The main economic activity of the population in the rural parts of the catchment is subsistence farming but other income‐generating  activities  are  also  carried  out.  In  the primary sector these includes the production of cash crops, especially cacao, plantations of which are common all over the catchment. Palm‐oil production for food preparation takes place on a relatively small scale. Animal husbandry (chicken, but also some goats and sheep) is mainly a subsistence activity, but a few wealthier farmers produce cattle for the local market in Yaoundé.

The main sources of non‐agrarian income are fishing, aquaculture and selling of timber and related products, e.g. for electricity poles. There are a few small enterprises and shops, so working as a taxi driver (“benskin”) is the major source of income in the tertiary sector.

The entire upper Mefou Sub‐catchment is located in the Central Region of Cameroon (region du centre). The southeast is located in the Mfoundi division (département), which includes the sub‐divisions (arrondissement) of Yaoundé VII and Yaoundé II. The other part of the catchment is in the Lekie division, which is divided in the sub‐divisions Lobo and Okola. The majority of the villages in the catchment are in this division.

Besides this system of administrative organisation, there is also a traditional system of hereditary chiefdoms. Each village in the catchment has its own chief (chef de 3em degree) which is supervised by a chef de groupement and a chef supérieure. The role of a chief is to solve problems of the people living in his area and between the people in his area. This especially comprises questions of land ownership and water resources management.

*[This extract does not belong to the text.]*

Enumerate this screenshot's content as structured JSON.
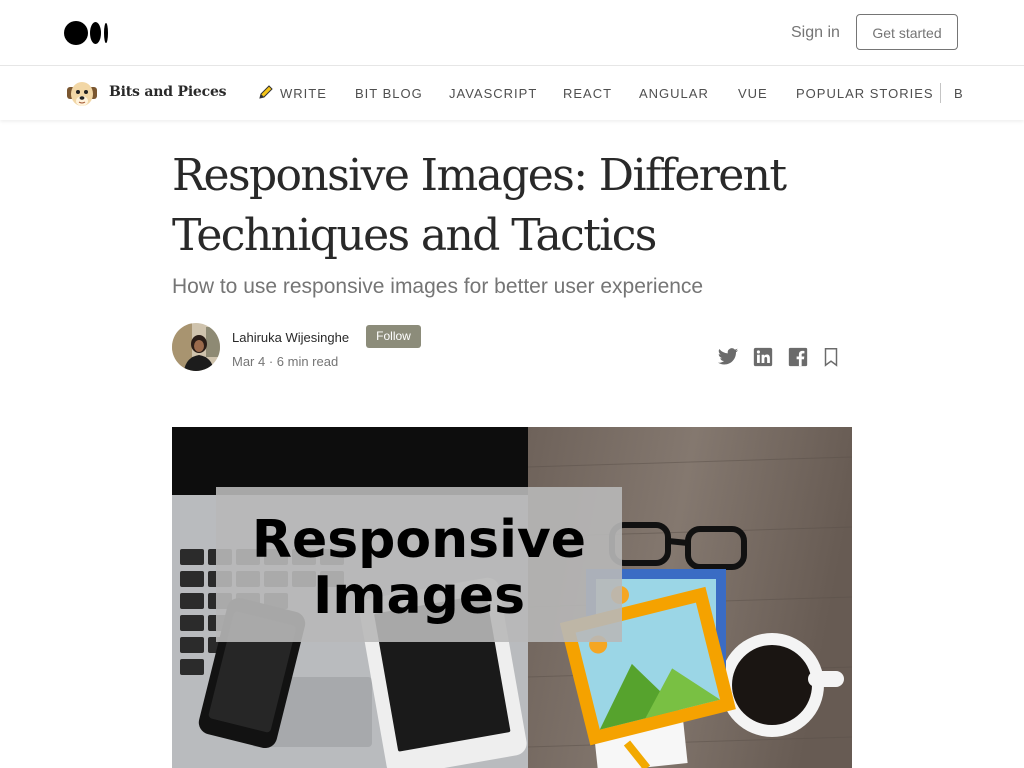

(This introduction was written during an IWM-workshop in Yaoundé (15th November 2013 to 23rd November 2013) by academics, practitioners and locals)